A judge in Sao Paolo granted a temporary restraining order on Friday, holding that Disney cannot use the brand name when the service debuts on Aug. 31.
Disney announced in May that it would launch the new service in most Latin American countries, with offerings including ESPN content along with movies and TV shows from Disney’s various entities.
Starz has filed complaints in Mexico, Brazil and Argentina, arguing that the “Star Plus” name infringes on its trademarks and will cause customer confusion. The ruling in Brazil is the first to enjoin Disney from using the name.
“The plaintiff proved to have priority of use and registration in Brazil over the word mark ‘STARZPLAY,’ including for identifying entertainment services, which grants it the right to protect its reputation and material integrity,” wrote Judge Jorge Tosta.
Starz, a Lionsgate company, operates the Starzplay streaming service in international territories. It launched in Brazil in 2019, and trademarked the term “STARZPLAY.”
“Obviously, a consumer, when referring to the streaming services offered by the parties, will not do so by saying that he watched a movie through ‘STARZPLAY’ or ‘STARPLUS,’ but simply through ‘STAR,'” Tosta wrote.
The judge also noted Disney’s “enormous marketing power,” and held that the new service posed a genuine threat to dilute Starz’s brand.
Tosta’s ruling overturned a lower court, which had denied the injunction. The order is in place pending the outcome of the case.

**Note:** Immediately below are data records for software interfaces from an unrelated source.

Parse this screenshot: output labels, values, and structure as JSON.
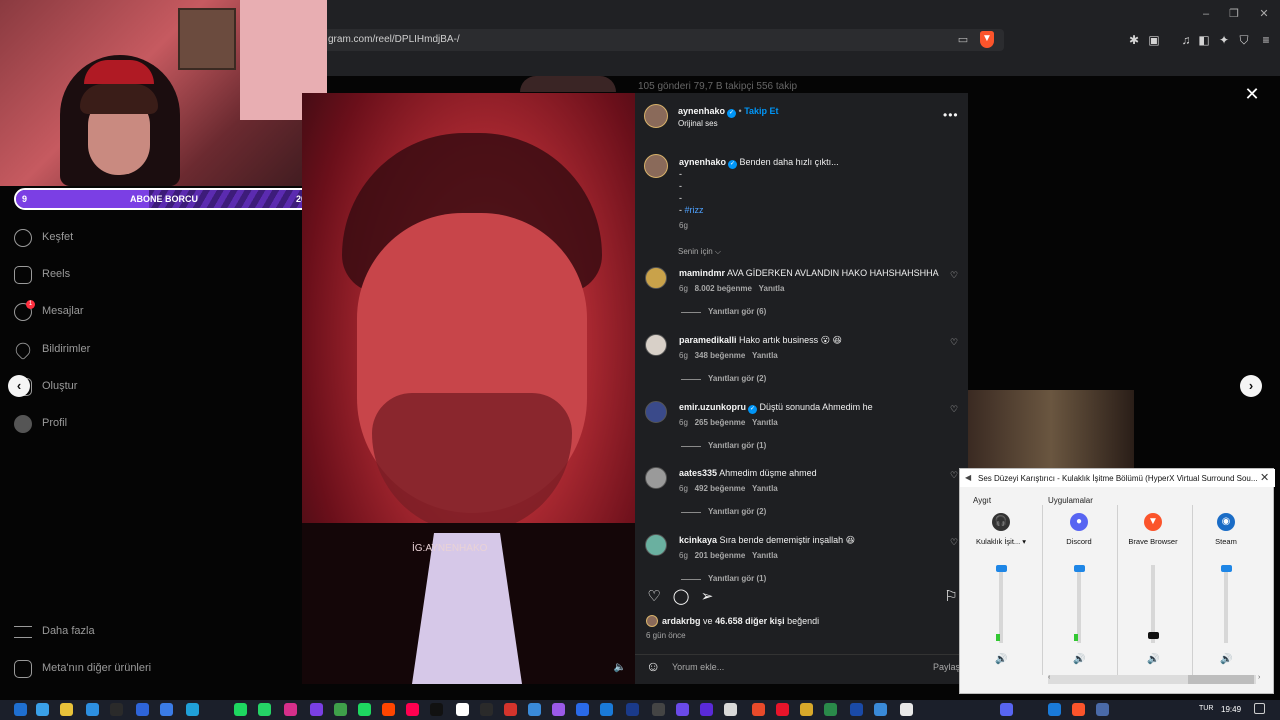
{
  "browser": {
    "url": "gram.com/reel/DPLIHmdjBA-/",
    "window_controls": [
      "–",
      "❐",
      "✕"
    ]
  },
  "profile_strip": {
    "text": "105 gönderi   79,7 B takipçi   556 takip"
  },
  "overlay_widget": {
    "label": "ABONE BORCU",
    "left_value": "9",
    "right_value": "20",
    "progress": 0.45
  },
  "sidebar": {
    "items": [
      {
        "label": "Keşfet",
        "icon": "compass-icon"
      },
      {
        "label": "Reels",
        "icon": "reels-icon"
      },
      {
        "label": "Mesajlar",
        "icon": "messenger-icon",
        "badge": "1"
      },
      {
        "label": "Bildirimler",
        "icon": "heart-icon"
      },
      {
        "label": "Oluştur",
        "icon": "plus-icon"
      },
      {
        "label": "Profil",
        "icon": "avatar-icon"
      }
    ],
    "bottom_items": [
      {
        "label": "Daha fazla",
        "icon": "menu-icon"
      },
      {
        "label": "Meta'nın diğer ürünleri",
        "icon": "grid-icon"
      }
    ]
  },
  "video": {
    "watermark": "İG:AYNENHAKO"
  },
  "post": {
    "author": "aynenhako",
    "follow_label": "Takip Et",
    "audio": "Orijinal ses",
    "caption": "Benden daha hızlı çıktı...",
    "caption_lines": [
      "-",
      "-",
      "-"
    ],
    "hashtag_prefix": "-",
    "hashtag": "#rizz",
    "caption_time": "6g",
    "filter": "Senin için",
    "likes_text_user": "ardakrbg",
    "likes_text_mid": "ve",
    "likes_text_count": "46.658 diğer kişi",
    "likes_text_end": "beğendi",
    "date": "6 gün önce",
    "comment_placeholder": "Yorum ekle...",
    "share_label": "Paylaş"
  },
  "comments": [
    {
      "user": "mamindmr",
      "verified": false,
      "text": "AVA GİDERKEN AVLANDIN HAKO HAHSHAHSHHA",
      "time": "6g",
      "likes": "8.002 beğenme",
      "reply": "Yanıtla",
      "replies": "Yanıtları gör (6)"
    },
    {
      "user": "paramedikalli",
      "verified": false,
      "text": "Hako artık business 😮 😆",
      "time": "6g",
      "likes": "348 beğenme",
      "reply": "Yanıtla",
      "replies": "Yanıtları gör (2)"
    },
    {
      "user": "emir.uzunkopru",
      "verified": true,
      "text": "Düştü sonunda Ahmedim he",
      "time": "6g",
      "likes": "265 beğenme",
      "reply": "Yanıtla",
      "replies": "Yanıtları gör (1)"
    },
    {
      "user": "aates335",
      "verified": false,
      "text": "Ahmedim düşme ahmed",
      "time": "6g",
      "likes": "492 beğenme",
      "reply": "Yanıtla",
      "replies": "Yanıtları gör (2)"
    },
    {
      "user": "kcinkaya",
      "verified": false,
      "text": "Sıra bende dememiştir inşallah 😆",
      "time": "6g",
      "likes": "201 beğenme",
      "reply": "Yanıtla",
      "replies": "Yanıtları gör (1)"
    }
  ],
  "mixer": {
    "title": "Ses Düzeyi Karıştırıcı - Kulaklık İşitme Bölümü (HyperX Virtual Surround Sou...",
    "device_section": "Aygıt",
    "apps_section": "Uygulamalar",
    "columns": [
      {
        "label": "Kulaklık İşit... ▾",
        "icon": "headset-icon",
        "level": 1.0,
        "meter": 0.1
      },
      {
        "label": "Discord",
        "icon": "discord-icon",
        "level": 1.0,
        "meter": 0.1
      },
      {
        "label": "Brave Browser",
        "icon": "brave-icon",
        "level": 0.05,
        "meter": 0.0
      },
      {
        "label": "Steam",
        "icon": "steam-icon",
        "level": 1.0,
        "meter": 0.0
      }
    ]
  },
  "taskbar": {
    "lang": "TUR",
    "time": "19:49"
  },
  "colors": {
    "accent": "#0095f6",
    "panel_bg": "#1e1f22",
    "mixer_slider": "#1e86e6"
  }
}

An Argentinian court denied Starz’s request for an injunction, and Mexico has yet to rule on the issue.